*Records for this exercise*:

*** Block opens ***

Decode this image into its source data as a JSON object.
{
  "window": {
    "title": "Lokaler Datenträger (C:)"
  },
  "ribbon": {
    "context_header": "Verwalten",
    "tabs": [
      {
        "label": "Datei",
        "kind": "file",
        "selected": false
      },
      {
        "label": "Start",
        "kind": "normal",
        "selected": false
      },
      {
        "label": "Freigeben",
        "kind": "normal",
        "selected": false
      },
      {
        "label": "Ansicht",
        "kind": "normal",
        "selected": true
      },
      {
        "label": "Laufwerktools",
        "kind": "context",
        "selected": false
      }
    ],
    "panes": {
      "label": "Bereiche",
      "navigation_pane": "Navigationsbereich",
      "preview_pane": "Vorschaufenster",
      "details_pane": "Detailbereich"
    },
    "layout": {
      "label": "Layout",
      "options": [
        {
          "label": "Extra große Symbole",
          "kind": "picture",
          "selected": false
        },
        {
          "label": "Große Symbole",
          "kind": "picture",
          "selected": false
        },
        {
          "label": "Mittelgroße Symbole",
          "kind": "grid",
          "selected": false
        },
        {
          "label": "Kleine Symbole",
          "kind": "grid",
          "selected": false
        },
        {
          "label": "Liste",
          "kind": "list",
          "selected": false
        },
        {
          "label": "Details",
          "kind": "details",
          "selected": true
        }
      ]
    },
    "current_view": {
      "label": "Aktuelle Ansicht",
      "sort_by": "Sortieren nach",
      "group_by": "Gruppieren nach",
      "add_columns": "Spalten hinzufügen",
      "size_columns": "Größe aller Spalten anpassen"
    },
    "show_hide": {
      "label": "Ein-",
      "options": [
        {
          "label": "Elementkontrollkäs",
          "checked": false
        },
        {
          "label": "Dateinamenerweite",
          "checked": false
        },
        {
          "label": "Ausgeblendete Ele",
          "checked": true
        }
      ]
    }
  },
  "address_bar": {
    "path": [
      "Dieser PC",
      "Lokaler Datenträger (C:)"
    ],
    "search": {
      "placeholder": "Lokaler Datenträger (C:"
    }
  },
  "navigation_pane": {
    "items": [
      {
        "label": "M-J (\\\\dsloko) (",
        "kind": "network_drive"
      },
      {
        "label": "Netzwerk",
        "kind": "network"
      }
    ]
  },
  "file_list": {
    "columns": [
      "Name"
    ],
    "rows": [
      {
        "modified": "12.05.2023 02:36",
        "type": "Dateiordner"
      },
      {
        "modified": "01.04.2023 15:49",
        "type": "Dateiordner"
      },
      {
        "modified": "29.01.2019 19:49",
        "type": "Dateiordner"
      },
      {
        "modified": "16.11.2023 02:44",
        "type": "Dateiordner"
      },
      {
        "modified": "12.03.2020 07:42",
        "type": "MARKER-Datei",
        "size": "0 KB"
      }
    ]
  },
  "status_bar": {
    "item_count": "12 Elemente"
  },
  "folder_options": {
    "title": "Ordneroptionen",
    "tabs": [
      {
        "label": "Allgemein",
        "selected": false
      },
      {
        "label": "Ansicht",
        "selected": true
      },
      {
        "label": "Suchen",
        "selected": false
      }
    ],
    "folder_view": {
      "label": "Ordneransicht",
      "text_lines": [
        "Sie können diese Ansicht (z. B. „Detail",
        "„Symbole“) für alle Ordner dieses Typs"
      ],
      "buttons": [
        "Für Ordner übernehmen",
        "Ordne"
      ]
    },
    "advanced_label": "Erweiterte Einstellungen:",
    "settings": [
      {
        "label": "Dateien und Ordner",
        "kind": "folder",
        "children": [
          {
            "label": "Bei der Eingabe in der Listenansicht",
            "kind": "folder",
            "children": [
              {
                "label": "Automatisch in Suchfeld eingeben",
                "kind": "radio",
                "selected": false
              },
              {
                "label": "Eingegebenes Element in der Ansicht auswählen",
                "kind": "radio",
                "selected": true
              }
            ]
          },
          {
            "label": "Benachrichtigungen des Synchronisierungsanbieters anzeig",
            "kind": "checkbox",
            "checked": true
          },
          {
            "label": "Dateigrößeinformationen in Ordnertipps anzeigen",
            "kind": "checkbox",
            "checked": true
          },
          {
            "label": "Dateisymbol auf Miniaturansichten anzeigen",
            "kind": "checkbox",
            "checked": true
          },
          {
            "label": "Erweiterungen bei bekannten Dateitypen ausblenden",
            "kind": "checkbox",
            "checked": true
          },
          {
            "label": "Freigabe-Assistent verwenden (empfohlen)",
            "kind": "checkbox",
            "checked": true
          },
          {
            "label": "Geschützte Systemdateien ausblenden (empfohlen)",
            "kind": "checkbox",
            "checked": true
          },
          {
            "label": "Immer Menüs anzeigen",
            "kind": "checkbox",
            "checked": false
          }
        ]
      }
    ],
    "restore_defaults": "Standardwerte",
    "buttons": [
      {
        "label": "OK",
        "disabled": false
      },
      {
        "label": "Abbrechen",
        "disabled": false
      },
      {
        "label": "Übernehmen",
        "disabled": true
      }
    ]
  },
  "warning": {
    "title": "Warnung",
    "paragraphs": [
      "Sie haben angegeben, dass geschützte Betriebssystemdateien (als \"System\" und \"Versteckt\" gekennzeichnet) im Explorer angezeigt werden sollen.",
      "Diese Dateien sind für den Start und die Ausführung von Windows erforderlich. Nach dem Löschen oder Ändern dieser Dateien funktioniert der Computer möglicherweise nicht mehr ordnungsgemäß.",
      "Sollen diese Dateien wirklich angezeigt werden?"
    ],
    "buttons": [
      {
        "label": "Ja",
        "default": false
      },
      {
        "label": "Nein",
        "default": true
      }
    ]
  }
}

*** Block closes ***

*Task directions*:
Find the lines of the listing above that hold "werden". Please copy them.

*Solution to this problem*:
      "Sie haben angegeben, dass geschützte Betriebssystemdateien (als \"System\" und \"Versteckt\" gekennzeichnet) im Explorer angezeigt werden sollen.",
      "Sollen diese Dateien wirklich angezeigt werden?"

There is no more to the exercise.